## Task goal
These entries must be printed again exactly as they are.

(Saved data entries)
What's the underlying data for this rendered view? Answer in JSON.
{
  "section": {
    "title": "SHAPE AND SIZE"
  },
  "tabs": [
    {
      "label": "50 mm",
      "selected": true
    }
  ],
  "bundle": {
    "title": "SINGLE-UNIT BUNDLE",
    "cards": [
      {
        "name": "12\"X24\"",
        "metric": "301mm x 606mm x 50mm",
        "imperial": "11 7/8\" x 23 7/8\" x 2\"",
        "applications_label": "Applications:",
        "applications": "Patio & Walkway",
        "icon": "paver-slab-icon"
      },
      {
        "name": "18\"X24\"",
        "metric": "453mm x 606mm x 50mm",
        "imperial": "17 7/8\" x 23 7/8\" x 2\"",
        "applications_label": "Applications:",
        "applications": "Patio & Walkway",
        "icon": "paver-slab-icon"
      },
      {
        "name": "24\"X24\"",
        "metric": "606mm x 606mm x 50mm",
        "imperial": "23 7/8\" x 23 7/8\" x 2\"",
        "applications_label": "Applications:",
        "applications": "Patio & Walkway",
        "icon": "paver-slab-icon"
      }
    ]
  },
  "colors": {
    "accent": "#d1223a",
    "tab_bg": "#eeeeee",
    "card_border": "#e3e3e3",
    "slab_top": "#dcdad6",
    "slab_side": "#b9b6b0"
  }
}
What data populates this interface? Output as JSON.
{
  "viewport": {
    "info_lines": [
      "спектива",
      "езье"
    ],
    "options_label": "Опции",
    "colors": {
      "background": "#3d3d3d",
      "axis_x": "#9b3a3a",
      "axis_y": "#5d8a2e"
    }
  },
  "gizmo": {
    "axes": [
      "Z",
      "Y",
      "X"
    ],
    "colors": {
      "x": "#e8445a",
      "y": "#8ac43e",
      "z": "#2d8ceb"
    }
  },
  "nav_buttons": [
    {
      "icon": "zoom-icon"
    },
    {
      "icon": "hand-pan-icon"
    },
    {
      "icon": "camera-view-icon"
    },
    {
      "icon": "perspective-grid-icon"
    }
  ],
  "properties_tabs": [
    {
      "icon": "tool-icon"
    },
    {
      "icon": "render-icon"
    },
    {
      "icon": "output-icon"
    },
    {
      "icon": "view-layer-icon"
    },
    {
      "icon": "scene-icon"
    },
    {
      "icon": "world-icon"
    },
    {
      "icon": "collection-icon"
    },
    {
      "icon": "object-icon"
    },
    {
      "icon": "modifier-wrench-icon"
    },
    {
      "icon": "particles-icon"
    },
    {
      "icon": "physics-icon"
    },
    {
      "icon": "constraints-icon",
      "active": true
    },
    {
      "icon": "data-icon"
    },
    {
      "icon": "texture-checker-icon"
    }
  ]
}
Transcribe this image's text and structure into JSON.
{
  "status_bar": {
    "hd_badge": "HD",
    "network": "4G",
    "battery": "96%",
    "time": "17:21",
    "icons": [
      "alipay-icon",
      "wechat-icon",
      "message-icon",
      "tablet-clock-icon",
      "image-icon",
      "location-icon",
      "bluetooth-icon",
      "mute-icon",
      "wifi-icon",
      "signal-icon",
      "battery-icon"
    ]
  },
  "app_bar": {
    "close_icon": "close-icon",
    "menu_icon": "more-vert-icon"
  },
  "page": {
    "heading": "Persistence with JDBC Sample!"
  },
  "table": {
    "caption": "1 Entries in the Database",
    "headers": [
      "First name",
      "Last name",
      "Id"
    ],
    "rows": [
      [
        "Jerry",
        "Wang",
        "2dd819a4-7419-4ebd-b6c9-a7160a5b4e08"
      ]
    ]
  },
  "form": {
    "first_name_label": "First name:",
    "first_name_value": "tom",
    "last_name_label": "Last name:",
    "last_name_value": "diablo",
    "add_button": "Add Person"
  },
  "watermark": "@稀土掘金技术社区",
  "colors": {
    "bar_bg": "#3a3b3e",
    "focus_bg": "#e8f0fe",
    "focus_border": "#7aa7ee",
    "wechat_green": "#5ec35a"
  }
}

## Result for this task
What's the underlying data for this rendered view? Answer in JSON.
{
  "section": {
    "title": "SHAPE AND SIZE"
  },
  "tabs": [
    {
      "label": "50 mm",
      "selected": true
    }
  ],
  "bundle": {
    "title": "SINGLE-UNIT BUNDLE",
    "cards": [
      {
        "name": "12\"X24\"",
        "metric": "301mm x 606mm x 50mm",
        "imperial": "11 7/8\" x 23 7/8\" x 2\"",
        "applications_label": "Applications:",
        "applications": "Patio & Walkway",
        "icon": "paver-slab-icon"
      },
      {
        "name": "18\"X24\"",
        "metric": "453mm x 606mm x 50mm",
        "imperial": "17 7/8\" x 23 7/8\" x 2\"",
        "applications_label": "Applications:",
        "applications": "Patio & Walkway",
        "icon": "paver-slab-icon"
      },
      {
        "name": "24\"X24\"",
        "metric": "606mm x 606mm x 50mm",
        "imperial": "23 7/8\" x 23 7/8\" x 2\"",
        "applications_label": "Applications:",
        "applications": "Patio & Walkway",
        "icon": "paver-slab-icon"
      }
    ]
  },
  "colors": {
    "accent": "#d1223a",
    "tab_bg": "#eeeeee",
    "card_border": "#e3e3e3",
    "slab_top": "#dcdad6",
    "slab_side": "#b9b6b0"
  }
}
What data populates this interface? Output as JSON.
{
  "viewport": {
    "info_lines": [
      "спектива",
      "езье"
    ],
    "options_label": "Опции",
    "colors": {
      "background": "#3d3d3d",
      "axis_x": "#9b3a3a",
      "axis_y": "#5d8a2e"
    }
  },
  "gizmo": {
    "axes": [
      "Z",
      "Y",
      "X"
    ],
    "colors": {
      "x": "#e8445a",
      "y": "#8ac43e",
      "z": "#2d8ceb"
    }
  },
  "nav_buttons": [
    {
      "icon": "zoom-icon"
    },
    {
      "icon": "hand-pan-icon"
    },
    {
      "icon": "camera-view-icon"
    },
    {
      "icon": "perspective-grid-icon"
    }
  ],
  "properties_tabs": [
    {
      "icon": "tool-icon"
    },
    {
      "icon": "render-icon"
    },
    {
      "icon": "output-icon"
    },
    {
      "icon": "view-layer-icon"
    },
    {
      "icon": "scene-icon"
    },
    {
      "icon": "world-icon"
    },
    {
      "icon": "collection-icon"
    },
    {
      "icon": "object-icon"
    },
    {
      "icon": "modifier-wrench-icon"
    },
    {
      "icon": "particles-icon"
    },
    {
      "icon": "physics-icon"
    },
    {
      "icon": "constraints-icon",
      "active": true
    },
    {
      "icon": "data-icon"
    },
    {
      "icon": "texture-checker-icon"
    }
  ]
}
Transcribe this image's text and structure into JSON.
{
  "status_bar": {
    "hd_badge": "HD",
    "network": "4G",
    "battery": "96%",
    "time": "17:21",
    "icons": [
      "alipay-icon",
      "wechat-icon",
      "message-icon",
      "tablet-clock-icon",
      "image-icon",
      "location-icon",
      "bluetooth-icon",
      "mute-icon",
      "wifi-icon",
      "signal-icon",
      "battery-icon"
    ]
  },
  "app_bar": {
    "close_icon": "close-icon",
    "menu_icon": "more-vert-icon"
  },
  "page": {
    "heading": "Persistence with JDBC Sample!"
  },
  "table": {
    "caption": "1 Entries in the Database",
    "headers": [
      "First name",
      "Last name",
      "Id"
    ],
    "rows": [
      [
        "Jerry",
        "Wang",
        "2dd819a4-7419-4ebd-b6c9-a7160a5b4e08"
      ]
    ]
  },
  "form": {
    "first_name_label": "First name:",
    "first_name_value": "tom",
    "last_name_label": "Last name:",
    "last_name_value": "diablo",
    "add_button": "Add Person"
  },
  "watermark": "@稀土掘金技术社区",
  "colors": {
    "bar_bg": "#3a3b3e",
    "focus_bg": "#e8f0fe",
    "focus_border": "#7aa7ee",
    "wechat_green": "#5ec35a"
  }
}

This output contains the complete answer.